- [Assignment]: Apart from the pictures, every line below is to be set down exactly.

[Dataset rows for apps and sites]

Content starts

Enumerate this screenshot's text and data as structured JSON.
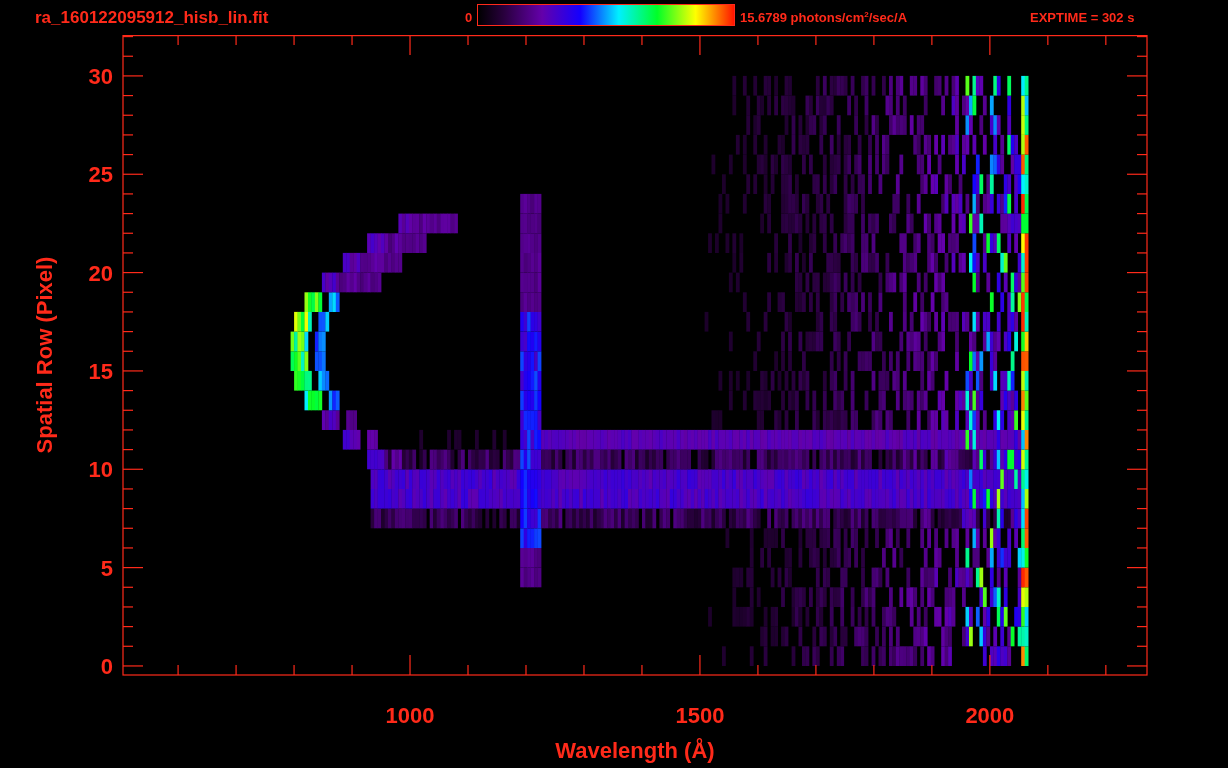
{
  "header": {
    "title": "ra_160122095912_hisb_lin.fit",
    "colorbar": {
      "min_label": "0",
      "max_label": "15.6789 photons/cm$^{2}$/sec/A"
    },
    "exposure": "EXPTIME = 302 s"
  },
  "plot": {
    "xlabel": "Wavelength (Å)",
    "ylabel": "Spatial Row (Pixel)",
    "xticks": [
      "1000",
      "1500",
      "2000"
    ],
    "yticks": [
      "30",
      "25",
      "20",
      "15",
      "10",
      "5",
      "0"
    ]
  }
}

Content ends

- [Solution]:
Enumerate this screenshot's text and data as structured JSON.
{
  "header": {
    "title": "ra_160122095912_hisb_lin.fit",
    "colorbar": {
      "min_label": "0",
      "max_label": "15.6789 photons/cm$^{2}$/sec/A"
    },
    "exposure": "EXPTIME = 302 s"
  },
  "plot": {
    "xlabel": "Wavelength (Å)",
    "ylabel": "Spatial Row (Pixel)",
    "xticks": [
      "1000",
      "1500",
      "2000"
    ],
    "yticks": [
      "30",
      "25",
      "20",
      "15",
      "10",
      "5",
      "0"
    ]
  }
}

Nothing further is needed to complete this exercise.